In 1979, John F. DeWitt was sheriff as Keystone State officials stealthily prowled around Cecil County looking for Commonwealth residents heading back with trunks full of inexpensive Maryland booze. The Pennsylvania agents were charged again, and that case made its way through the courts, DeWitt explained the merchants thought they were being staked out for a hold-up. A former Sheriff, Edgar U. Startt, who was by this time a whiskey salesman, recalled warning a Pennsylvania agent if snuck in Maryland and was seen on the highway he would be charged with moving violations.
The Commonwealth’s attorney argued that Cecil County’s annual distilled spirit sales of $16.10 gallons a person was over fives that time of Baltimore. “It could be explained only by bootlegging activities,” he told the judge.
Store owners were posting lookouts of their own, equipped with CB radios to keep track of the agents.
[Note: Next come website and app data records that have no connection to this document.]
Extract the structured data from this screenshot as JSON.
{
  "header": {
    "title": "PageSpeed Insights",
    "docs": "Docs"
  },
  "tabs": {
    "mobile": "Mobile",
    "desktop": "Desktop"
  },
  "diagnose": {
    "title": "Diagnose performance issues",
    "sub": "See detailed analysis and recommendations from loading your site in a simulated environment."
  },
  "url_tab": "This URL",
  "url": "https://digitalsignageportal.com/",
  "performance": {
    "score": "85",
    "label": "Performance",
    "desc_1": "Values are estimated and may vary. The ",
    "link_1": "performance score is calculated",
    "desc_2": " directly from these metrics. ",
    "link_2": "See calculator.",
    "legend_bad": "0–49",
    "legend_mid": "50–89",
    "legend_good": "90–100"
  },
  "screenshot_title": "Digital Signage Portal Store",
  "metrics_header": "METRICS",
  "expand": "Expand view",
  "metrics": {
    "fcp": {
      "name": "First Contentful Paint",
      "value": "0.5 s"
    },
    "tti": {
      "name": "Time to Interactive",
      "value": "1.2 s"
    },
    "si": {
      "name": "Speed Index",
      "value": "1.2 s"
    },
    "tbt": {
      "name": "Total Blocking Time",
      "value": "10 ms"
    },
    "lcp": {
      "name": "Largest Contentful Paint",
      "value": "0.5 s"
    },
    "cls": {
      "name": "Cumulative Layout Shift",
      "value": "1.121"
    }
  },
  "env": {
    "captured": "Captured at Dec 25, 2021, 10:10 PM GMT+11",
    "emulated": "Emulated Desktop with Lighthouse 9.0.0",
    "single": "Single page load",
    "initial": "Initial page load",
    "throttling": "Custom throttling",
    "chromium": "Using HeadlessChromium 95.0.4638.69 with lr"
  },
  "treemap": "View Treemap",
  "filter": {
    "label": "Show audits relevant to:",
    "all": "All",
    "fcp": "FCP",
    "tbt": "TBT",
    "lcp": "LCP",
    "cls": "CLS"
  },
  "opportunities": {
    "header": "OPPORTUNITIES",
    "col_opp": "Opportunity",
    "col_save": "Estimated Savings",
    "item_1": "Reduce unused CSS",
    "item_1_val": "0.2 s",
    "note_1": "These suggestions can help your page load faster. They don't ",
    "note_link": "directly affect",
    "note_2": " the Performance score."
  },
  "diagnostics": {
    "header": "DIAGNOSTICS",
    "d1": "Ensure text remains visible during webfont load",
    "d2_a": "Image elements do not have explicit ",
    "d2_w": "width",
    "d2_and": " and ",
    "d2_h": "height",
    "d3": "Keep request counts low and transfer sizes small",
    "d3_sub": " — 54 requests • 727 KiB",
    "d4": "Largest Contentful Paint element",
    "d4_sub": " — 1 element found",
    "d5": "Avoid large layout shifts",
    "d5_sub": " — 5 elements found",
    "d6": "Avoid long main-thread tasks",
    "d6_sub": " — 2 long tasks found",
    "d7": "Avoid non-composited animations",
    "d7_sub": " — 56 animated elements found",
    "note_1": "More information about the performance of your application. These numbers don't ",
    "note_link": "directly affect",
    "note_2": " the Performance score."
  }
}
Sometimes tractor trailers were parked to prevent agents from viewing the premises. At other places no trespassing signs were posted in the woods and almost overnight no parking signs appeared on the shoulders of the public roadways in the area of liquor stores.
When Rodney Kennedy was sheriff in 2000 Pennsylvania was so worried about its residents buying booze elsewhere that Capt. Leonard McDonald of the enforcement bureau told the Philadelphia Inquirer that they had “conducted about 60 liquor-smuggling stakeouts along the border and had made about 14 arrests.” Cecil County was being made to suffer simply because Pennsylvania booze was too high, local outlets said. “Cecil County is the most strict county of any with deal with, Sgt. Stephen Valencic added. “We had to go through a lot to get in there. But we need to keep track of the borders.”
Perhaps by 2008 the Commonwealth was growing weary of all of this. State Rep. Robert C. Donatucci, chairman of the House Liquor Control Committee, said the smuggling law was very tough to enforce. “It requires staking out liquor stores across the border, then stopping the lawbreakers once they crossed in Pennsylvania, and in Cecil County we have to let the police know 30 days in advance.” Only 11 people were cited in all of 2007 for illegally importing alcohol even though the law had been on the books since the 1930s. “Enforcement is labor intensive,” he complained.
The border wars haven’t flared up lately, perhaps because Pennsylvanians have been distracted by a debate about modernizing or privatizing the state controlled distribution system. One of the proposals as the internal political wrangling goes on is to eliminate the distribution monopoly and let competition and the marketplace deal with the price advantage that exists for consumers in the “Free State.”